Schacter: Current generation must show future ones why to choose Judaism
People make inconceivable numbers of choices each day, Louis Plung said, from what to eat for breakfast to what to wear to work or which detour might avoid rush hour traffic.
Americans cherish the right to choose how to live their lives, he said, and it is this way of thinking that has many people wondering what the future holds for the Jewish community in Pittsburgh and nationwide.
“I think the question we have to ask is what type of Jewish community will we leave for the next generation,” said Plung, who chairs the Jewish Federation of Greater Pittsburgh.
Plung addressed a packed auditorium as part of the Conversations for a Jewish Future Speaker Series before introducing the keynote speaker, Rabbi J.J. Schacter. Schacter’s presentation was focused around one fundamental issue: Will there be a Jewish religion in the future of our community?
“If you would ask me how Jewish life is in Pittsburgh, I would say it’s fine, everything is great,” Schacter said. “I believe there will be a future for our Jewish community that will not only be around, but it will be vibrant.”
Schacter, a professor of Jewish history and thought at Yeshiva University, cited the concept of choice as a main factor in preserving a thriving Jewish community.

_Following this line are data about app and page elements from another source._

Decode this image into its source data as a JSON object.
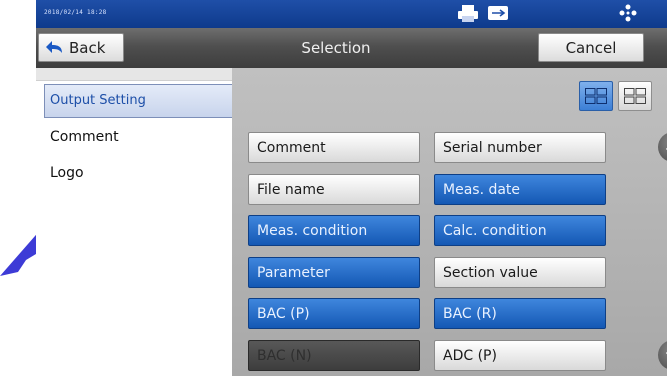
{
  "status_bar": {
    "datetime": "2018/02/14 18:28"
  },
  "header": {
    "back_label": "Back",
    "title": "Selection",
    "cancel_label": "Cancel"
  },
  "sidebar": {
    "items": [
      {
        "label": "Output Setting",
        "active": true
      },
      {
        "label": "Comment",
        "active": false
      },
      {
        "label": "Logo",
        "active": false
      }
    ]
  },
  "items": [
    {
      "label": "Comment",
      "state": "off"
    },
    {
      "label": "Serial number",
      "state": "off"
    },
    {
      "label": "File name",
      "state": "off"
    },
    {
      "label": "Meas. date",
      "state": "on"
    },
    {
      "label": "Meas. condition",
      "state": "on"
    },
    {
      "label": "Calc. condition",
      "state": "on"
    },
    {
      "label": "Parameter",
      "state": "on"
    },
    {
      "label": "Section value",
      "state": "off"
    },
    {
      "label": "BAC (P)",
      "state": "on"
    },
    {
      "label": "BAC (R)",
      "state": "on"
    },
    {
      "label": "BAC (N)",
      "state": "disabled"
    },
    {
      "label": "ADC (P)",
      "state": "off"
    }
  ],
  "colors": {
    "selected": "#1e63c0",
    "status_bar": "#1f4fa8",
    "title_bar": "#4f4f4f",
    "pointer_arrow": "#3d3bd6"
  }
}
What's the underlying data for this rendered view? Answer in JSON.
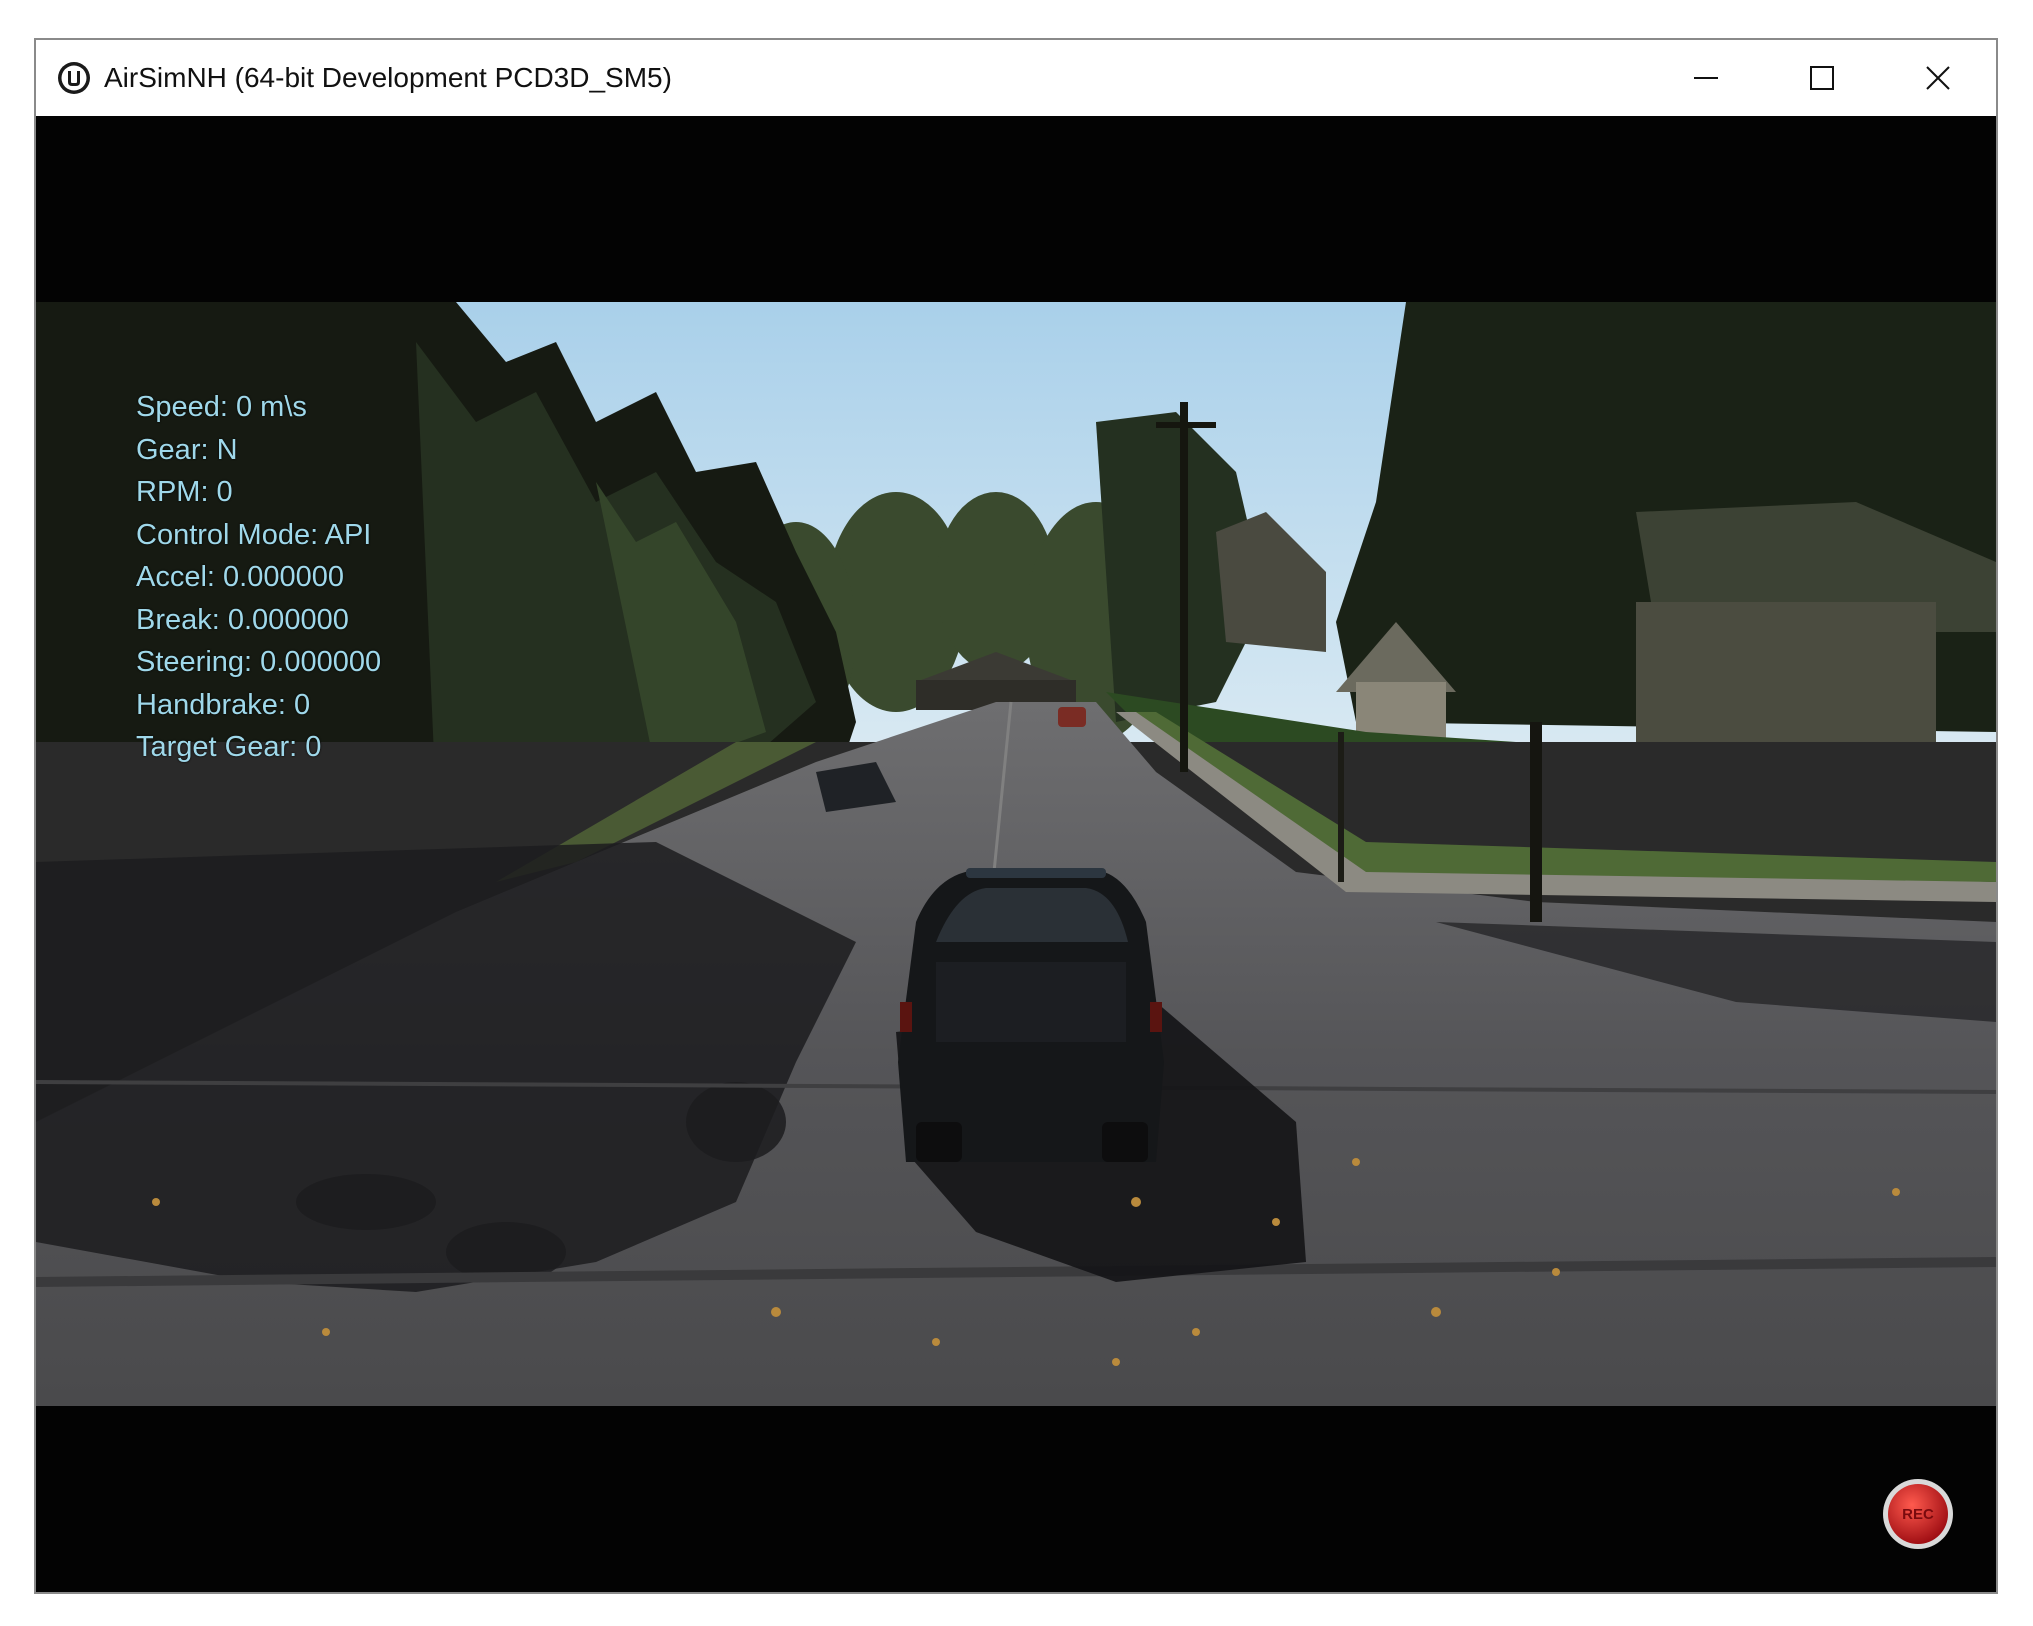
{
  "window": {
    "title": "AirSimNH (64-bit Development PCD3D_SM5)",
    "app_icon": "unreal-engine-icon",
    "controls": [
      "minimize-icon",
      "maximize-icon",
      "close-icon"
    ]
  },
  "hud": {
    "speed": "Speed: 0 m\\s",
    "gear": "Gear: N",
    "rpm": "RPM: 0",
    "control_mode": "Control Mode: API",
    "accel": "Accel: 0.000000",
    "break": "Break: 0.000000",
    "steering": "Steering: 0.000000",
    "handbrake": "Handbrake: 0",
    "target_gear": "Target Gear: 0"
  },
  "record_button": {
    "label": "REC",
    "color": "#c4141c"
  },
  "colors": {
    "hud_text": "#9fd8ea",
    "letterbox": "#030303"
  }
}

In a time where people can be overwhelmed by the amount of variety in daily life, having the ability to follow one’s own path is the only way to maintain the lifestyle of choice.
“The core of our challenge for a greater Pittsburgh and to have Jews engaged in the community is to inspire people to choose to accept Judaism,” Schacter said.
Schacter placed the onus to provide future generations with a compelling argument for keeping the Jewish faith on the current generation. The Harvard graduate explained that if a Jewish child does not practice the religion with the same vigor as Schacter himself, then it is Schacter’s responsibility to show why keeping the faith to the letter of the law is an admirable decision.
One question future generations must be asking, the rabbi said, is why will Jewish religion mean something to them? If children can provide answers to these questions, then they will be able embrace the religion.
Sitting to the left of Schacter, taking up almost an entire section of the auditorium, were a group of Jewish teenagers who seemed fixated on every word he spoke. Schacter pointed to those teens, citing them as prime examples of individuals embracing their role in preserving the Jewish community.
Using excerpts from Maimonides’ writings, Schacter illustrated God’s promise that the Jewish people will stand the test of time.
“The fact is, Jews have faced crude discrimination and brute physical annihilation,” he said. “Somehow we have survived. It tells me we will continue to survive.”
He reiterated his speech was not to assure people that the Jewish religion itself will continue for generations, but to show how future generations could ensure that Jewish leadership and pride will be present for generations to come.
(Brandt Gelman can be reached email@example.com.)